Last month, the Hinton State Laboratory in Boston confirmed Massachusetts’ first case of measles in 2015. Preparedness – specifically our relatively high immunization rate against measles – has largely allowed the Commonwealth to avoid significant outbreaks. In the last decade, only 2006 (19 cases) and 2011 (24 cases) saw the number of confirmed cases of measles in the Bay State rise above single digits.
As Dr. Monica Bharel, Massachusetts Commissioner of Public Health, noted, “Over 95% of students in Massachusetts have already been vaccinated against measles, making a widespread outbreak unlikely. Fortunately, the measles vaccine (called MMR) is safe and highly effective. As most measles cases in the U.S. have been among unvaccinated people and people who don’t know their vaccination status, this provides an opportunity to remind people to confirm their immunization status with their healthcare provider, and for parents to have their children vaccinated.”
I was proud to sponsor the Act Establishing the Childhood Vaccine Program in our state legislature. This legislation, which passed into law in February 2014, created a stable financing framework enabling Massachusetts to ensure that all children from birth to age 18 have access to all the vaccines recommended by the CDC Advisory Committee on Immunization Practices, which sets national standards for immunizations. In other words, we made sure that all children in the Commonwealth would have guaranteed access to needed vaccines.
Massachusetts has a proud history as a proactive leader in vaccinations for public health. Our state was the site of the first known attempt at smallpox inoculation on a large scale when noted minister Cotton Mather, with the help of a local doctor, inoculated himself and over 200 members of his congregation. In 1809, Massachusetts became the first state to make vaccination mandatory. In 1905, the U.S. Supreme Court decided the landmark ruling of Jacobson v. Massachusetts, setting a precedent in support of mandatory vaccinations for the public good.
Current state law does allow for medical and religious exemptions from vaccinations, with the religious exemption requiring a parental statement asserting “sincerely held religious beliefs.” It is noteworthy that the rate of parents seeking religious exemptions more than doubled from 0.24% in 1996 to 0.60% in 2006. I do believe that vaccinations are an invaluable component of our public health system, and that we should continue to serve as a model for the rest of the nation in promoting vaccinations for all who are medically eligible to receive them.
This past winter, California went through what was dubbed the “Disneyland Measles Outbreak” when dozens of cases of measles, estimated around 60, were confirmed.

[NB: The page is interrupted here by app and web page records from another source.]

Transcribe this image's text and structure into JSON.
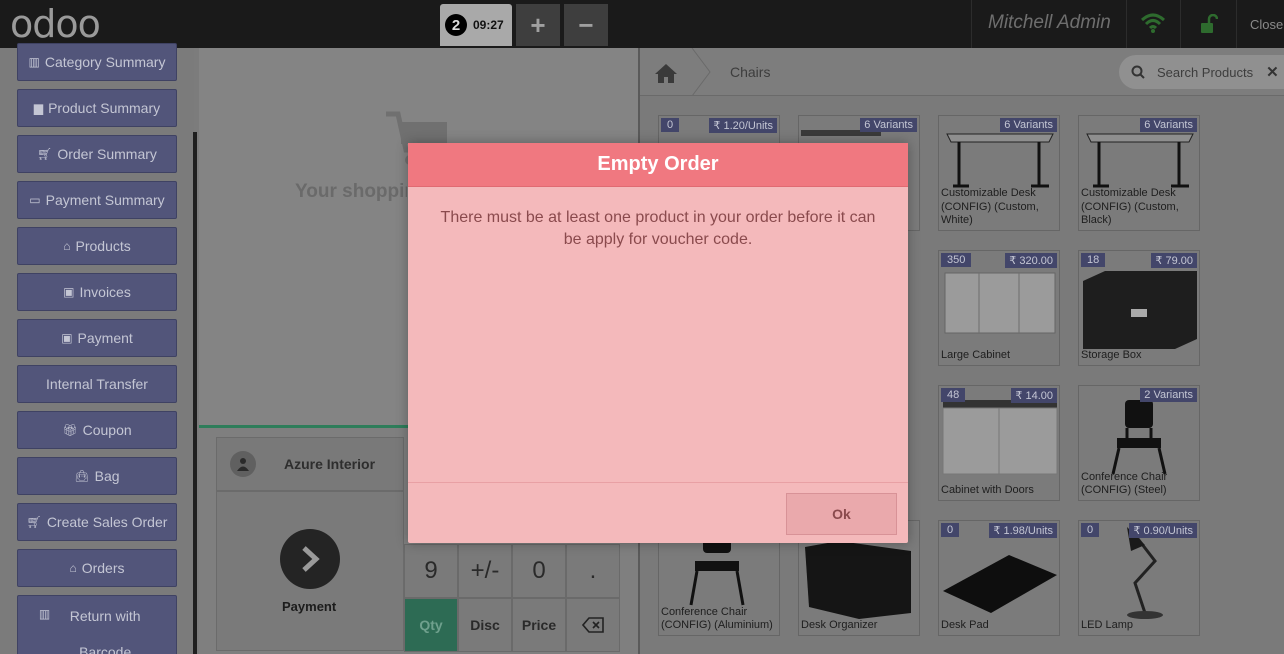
{
  "topbar": {
    "logo": "odoo",
    "order_number": "2",
    "order_time": "09:27",
    "add_label": "+",
    "remove_label": "−",
    "username": "Mitchell Admin",
    "close_label": "Close"
  },
  "sidebar": {
    "items": [
      {
        "label": "Category Summary",
        "icon": "bar-chart-icon"
      },
      {
        "label": "Product Summary",
        "icon": "file-icon"
      },
      {
        "label": "Order Summary",
        "icon": "cart-icon"
      },
      {
        "label": "Payment Summary",
        "icon": "credit-card-icon"
      },
      {
        "label": "Products",
        "icon": "bank-icon"
      },
      {
        "label": "Invoices",
        "icon": "money-icon"
      },
      {
        "label": "Payment",
        "icon": "money-icon"
      },
      {
        "label": "Internal Transfer",
        "icon": ""
      },
      {
        "label": "Coupon",
        "icon": "gift-icon"
      },
      {
        "label": "Bag",
        "icon": "bag-icon"
      },
      {
        "label": "Create Sales Order",
        "icon": "cart-icon"
      },
      {
        "label": "Orders",
        "icon": "bank-icon"
      },
      {
        "label": "Return with Barcode",
        "icon": "barcode-icon"
      }
    ]
  },
  "order": {
    "empty_text": "Your shopping cart is empty"
  },
  "customer": {
    "name": "Azure Interior"
  },
  "payment": {
    "label": "Payment"
  },
  "numpad": {
    "keys": [
      "9",
      "+/-",
      "0",
      ".",
      "Qty",
      "Disc",
      "Price"
    ],
    "active_mode": "Qty"
  },
  "products": {
    "breadcrumb": "Chairs",
    "search_placeholder": "Search Products",
    "tiles": [
      {
        "left_badge": "0",
        "right_badge": "₹ 1.20/Units",
        "name": ""
      },
      {
        "left_badge": "",
        "right_badge": "6 Variants",
        "name": ""
      },
      {
        "left_badge": "",
        "right_badge": "6 Variants",
        "name": "Customizable Desk (CONFIG) (Custom, White)"
      },
      {
        "left_badge": "",
        "right_badge": "6 Variants",
        "name": "Customizable Desk (CONFIG) (Custom, Black)"
      },
      {
        "left_badge": "350",
        "right_badge": "₹ 320.00",
        "name": "Large Cabinet"
      },
      {
        "left_badge": "18",
        "right_badge": "₹ 79.00",
        "name": "Storage Box"
      },
      {
        "left_badge": "48",
        "right_badge": "₹ 14.00",
        "name": "Cabinet with Doors"
      },
      {
        "left_badge": "",
        "right_badge": "2 Variants",
        "name": "Conference Chair (CONFIG) (Steel)"
      },
      {
        "left_badge": "",
        "right_badge": "",
        "name": "Conference Chair (CONFIG) (Aluminium)"
      },
      {
        "left_badge": "",
        "right_badge": "",
        "name": "Desk Organizer"
      },
      {
        "left_badge": "0",
        "right_badge": "₹ 1.98/Units",
        "name": "Desk Pad"
      },
      {
        "left_badge": "0",
        "right_badge": "₹ 0.90/Units",
        "name": "LED Lamp"
      }
    ]
  },
  "modal": {
    "title": "Empty Order",
    "message": "There must be at least one product in your order before it can be apply for voucher code.",
    "ok_label": "Ok"
  },
  "colors": {
    "modal_header": "#f07880",
    "modal_body": "#f4b9bb",
    "sidebar_button": "#52557a",
    "qty_active": "#2d6b54"
  }
}
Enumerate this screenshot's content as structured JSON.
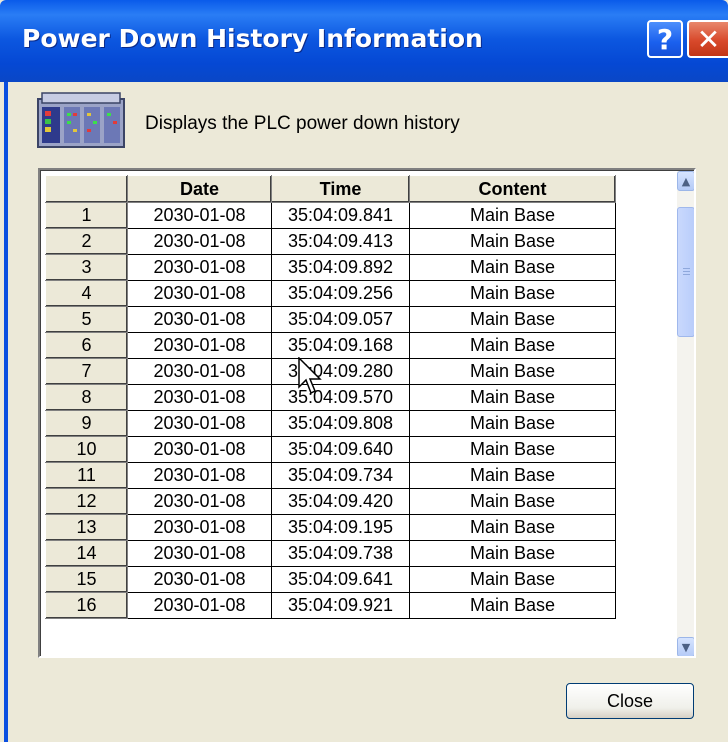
{
  "window": {
    "title": "Power Down History Information",
    "help_label": "?",
    "close_label": "✕"
  },
  "header": {
    "icon": "plc-rack-icon",
    "description": "Displays the PLC power down history"
  },
  "table": {
    "columns": [
      "",
      "Date",
      "Time",
      "Content"
    ],
    "rows": [
      {
        "index": "1",
        "date": "2030-01-08",
        "time": "35:04:09.841",
        "content": "Main Base"
      },
      {
        "index": "2",
        "date": "2030-01-08",
        "time": "35:04:09.413",
        "content": "Main Base"
      },
      {
        "index": "3",
        "date": "2030-01-08",
        "time": "35:04:09.892",
        "content": "Main Base"
      },
      {
        "index": "4",
        "date": "2030-01-08",
        "time": "35:04:09.256",
        "content": "Main Base"
      },
      {
        "index": "5",
        "date": "2030-01-08",
        "time": "35:04:09.057",
        "content": "Main Base"
      },
      {
        "index": "6",
        "date": "2030-01-08",
        "time": "35:04:09.168",
        "content": "Main Base"
      },
      {
        "index": "7",
        "date": "2030-01-08",
        "time": "35:04:09.280",
        "content": "Main Base"
      },
      {
        "index": "8",
        "date": "2030-01-08",
        "time": "35:04:09.570",
        "content": "Main Base"
      },
      {
        "index": "9",
        "date": "2030-01-08",
        "time": "35:04:09.808",
        "content": "Main Base"
      },
      {
        "index": "10",
        "date": "2030-01-08",
        "time": "35:04:09.640",
        "content": "Main Base"
      },
      {
        "index": "11",
        "date": "2030-01-08",
        "time": "35:04:09.734",
        "content": "Main Base"
      },
      {
        "index": "12",
        "date": "2030-01-08",
        "time": "35:04:09.420",
        "content": "Main Base"
      },
      {
        "index": "13",
        "date": "2030-01-08",
        "time": "35:04:09.195",
        "content": "Main Base"
      },
      {
        "index": "14",
        "date": "2030-01-08",
        "time": "35:04:09.738",
        "content": "Main Base"
      },
      {
        "index": "15",
        "date": "2030-01-08",
        "time": "35:04:09.641",
        "content": "Main Base"
      },
      {
        "index": "16",
        "date": "2030-01-08",
        "time": "35:04:09.921",
        "content": "Main Base"
      }
    ]
  },
  "scrollbar": {
    "up_icon": "▲",
    "down_icon": "▼"
  },
  "footer": {
    "close_button": "Close"
  },
  "colors": {
    "titlebar": "#0A5BEA",
    "face": "#ECE9D8",
    "close_red": "#D8492B"
  }
}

The Los Angeles Times reported that, “Using some simple math, a team of infectious disease experts calculated that the vaccination rate among people who were exposed to the measles during the outbreak was no higher than 86%, and it might have been as low as 50%.” When as few as half of a population are immunized, the potential for an outbreak is truly perilous.
The Times went on to note that, “In order to establish herd immunity, between 96% and 99% of the population must be vaccinated, experts say.” “Herd immunity” is defined as the public health state when enough of a portion is immunized against a contagious disease such that most members of the community are protected against that disease because there is little opportunity for an outbreak. A state of herd immunity should be a basic public health goal.
Returning to Massachusetts’ first confirmed case of measles this year, it is important to note that the case was “imported from abroad,” by a student visiting the Bay State from Western Europe. Nevertheless, as Dr. Bharel noted, the incident provides us with an opportunity to remind people to confirm their vaccination status and to make sure their children are up to date with their vaccination schedule. It is the most effective way to be prepared and safeguard the public health.
Additional information on vaccinations is available on the CDC website at www.CDC.gov/vaccines, with an additional federal website at www.Vaccines.gov, as well as on the Massachusetts Department of Public Health’s website at www.mass.gov/DPH. As always, please don’t hesitate to contact my office at Jason.Lewis@masenate.gov or (617) 722-1206 if you have any questions about resources available to you through state government.